Penalties for not filing annual accounts for an LLP: if you fail to submit your accounts by the required date then an automatic fine will be imposed. If the accounts are late by less than a month the fine will be £150.00. This rises to £375.00 for a return that is late by 1-3 months and then £750.00 if it is late by 3-6 months. If the return is late by more than six months the fine is £1,500. These penalties are doubled if an LLP files a late return in two successive years. Penalties can be paid in installments over a period of five months (ten in special circumstances) if you are unable to pay them up front.

In exceptional circumstances you may be able to secure an extension beyond the due date for your accounts. There are also limited circumstances which might allow you to appeal against a late submission penalty. This would include a fire destroying your paperwork a few days before the due date. Accounts being lost in the post, arriving late, not being filed by an accountant or members being unaware of the need to file accounts are not sufficient grounds for an appeal.

If your accounts are rejected by Companies House then you will not be granted an extension to file an acceptable version. This is a good reason to file your accounts well before the due date. You should also be careful to ensure that the accounts are clearly legible and can be copied easily.

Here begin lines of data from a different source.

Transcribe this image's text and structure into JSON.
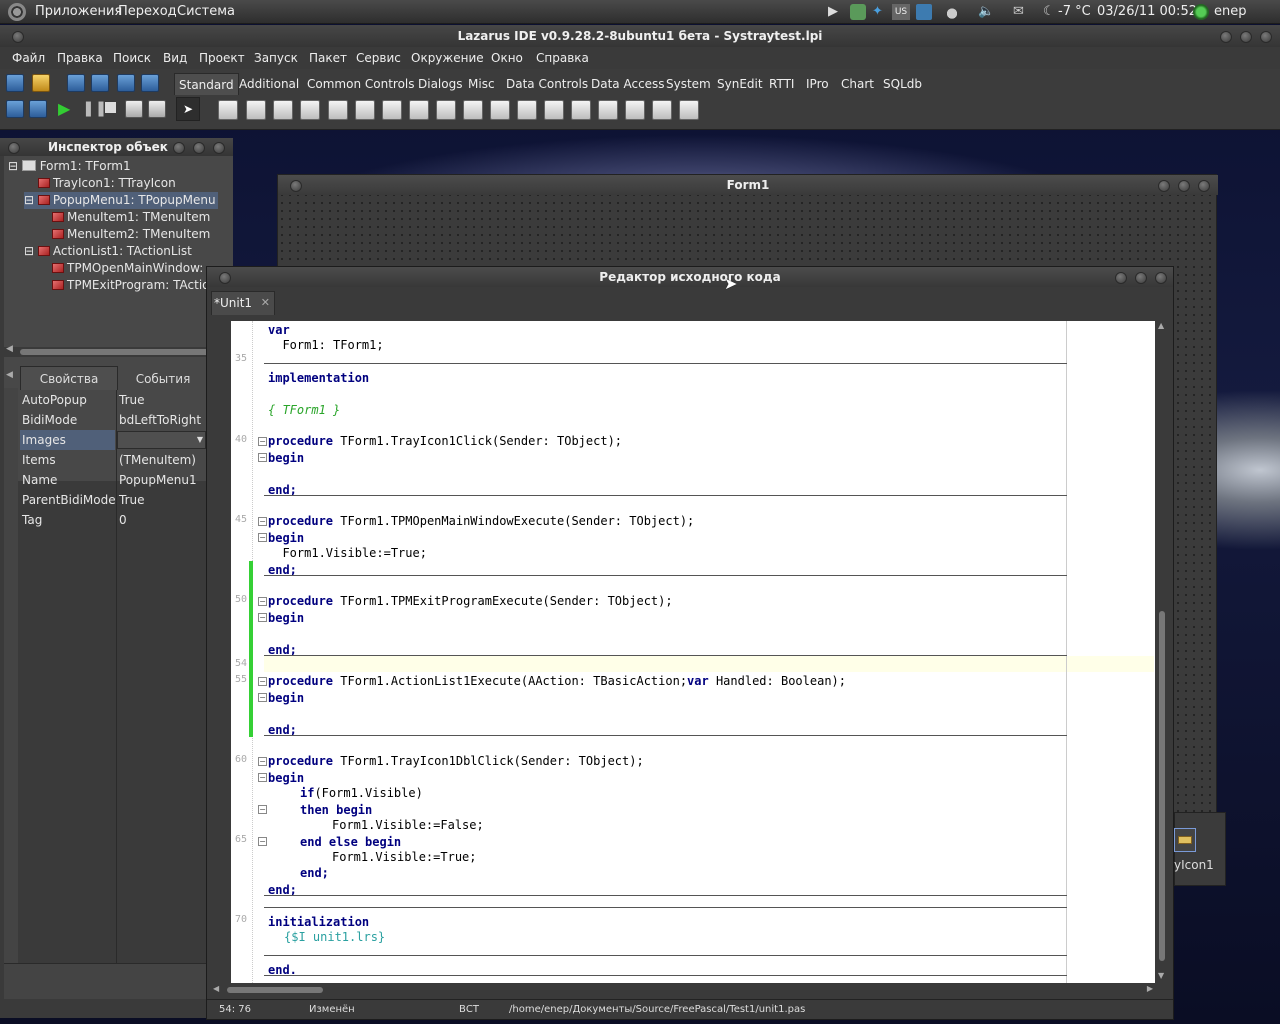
{
  "top_panel": {
    "menus": [
      "Приложения",
      "Переход",
      "Система"
    ],
    "temperature": "-7 °C",
    "datetime": "03/26/11 00:52",
    "user": "enep",
    "keyboard_layout": "us"
  },
  "ide": {
    "title": "Lazarus IDE v0.9.28.2-8ubuntu1 бета - Systraytest.lpi",
    "menu": [
      "Файл",
      "Правка",
      "Поиск",
      "Вид",
      "Проект",
      "Запуск",
      "Пакет",
      "Сервис",
      "Окружение",
      "Окно",
      "Справка"
    ],
    "palette_tabs": [
      "Standard",
      "Additional",
      "Common Controls",
      "Dialogs",
      "Misc",
      "Data Controls",
      "Data Access",
      "System",
      "SynEdit",
      "RTTI",
      "IPro",
      "Chart",
      "SQLdb"
    ],
    "active_tab": "Standard"
  },
  "inspector": {
    "title": "Инспектор объек",
    "tree": [
      {
        "label": "Form1: TForm1",
        "level": 0
      },
      {
        "label": "TrayIcon1: TTrayIcon",
        "level": 1
      },
      {
        "label": "PopupMenu1: TPopupMenu",
        "level": 1,
        "selected": true
      },
      {
        "label": "MenuItem1: TMenuItem",
        "level": 2
      },
      {
        "label": "MenuItem2: TMenuItem",
        "level": 2
      },
      {
        "label": "ActionList1: TActionList",
        "level": 1
      },
      {
        "label": "TPMOpenMainWindow: TA",
        "level": 2
      },
      {
        "label": "TPMExitProgram: TAction",
        "level": 2
      }
    ],
    "tab_properties": "Свойства",
    "tab_events": "События",
    "properties": [
      {
        "name": "AutoPopup",
        "value": "True"
      },
      {
        "name": "BidiMode",
        "value": "bdLeftToRight"
      },
      {
        "name": "Images",
        "value": ""
      },
      {
        "name": "Items",
        "value": "(TMenuItem)"
      },
      {
        "name": "Name",
        "value": "PopupMenu1"
      },
      {
        "name": "ParentBidiMode",
        "value": "True"
      },
      {
        "name": "Tag",
        "value": "0"
      }
    ]
  },
  "form_designer": {
    "title": "Form1",
    "component_caption": "yIcon1"
  },
  "editor": {
    "title": "Редактор исходного кода",
    "tab": "*Unit1",
    "status": {
      "position": "54: 76",
      "modified": "Изменён",
      "mode": "ВСТ",
      "path": "/home/enep/Документы/Source/FreePascal/Test1/unit1.pas"
    },
    "line_numbers": [
      "35",
      "40",
      "45",
      "50",
      "54",
      "55",
      "60",
      "65",
      "70"
    ],
    "code": {
      "l1_kw": "var",
      "l2": "  Form1: TForm1;",
      "l3_kw": "implementation",
      "l4_cm": "{ TForm1 }",
      "p1_kw": "procedure",
      "p1": " TForm1.TrayIcon1Click(Sender: TObject);",
      "begin": "begin",
      "end": "end;",
      "p2": " TForm1.TPMOpenMainWindowExecute(Sender: TObject);",
      "p2_body": "  Form1.Visible:=True;",
      "p3": " TForm1.TPMExitProgramExecute(Sender: TObject);",
      "p4a": " TForm1.ActionList1Execute(AAction: TBasicAction;",
      "p4_var": "var",
      "p4b": " Handled: Boolean);",
      "p5": " TForm1.TrayIcon1DblClick(Sender: TObject);",
      "if_kw": "if",
      "if_rest": "(Form1.Visible)",
      "then_begin": "then begin",
      "set_false": "Form1.Visible:=False;",
      "end_else_begin": "end else begin",
      "set_true": "Form1.Visible:=True;",
      "init_kw": "initialization",
      "init_dir": "{$I unit1.lrs}",
      "final_end": "end."
    }
  }
}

If an LLP is restored to the register after being struck off or dissolved then you will not be liable for penalties that would have accrued during the time that the LLP was dissolved. However, you will be liable for any outstanding penalties from prior to the dissolution of the LLP.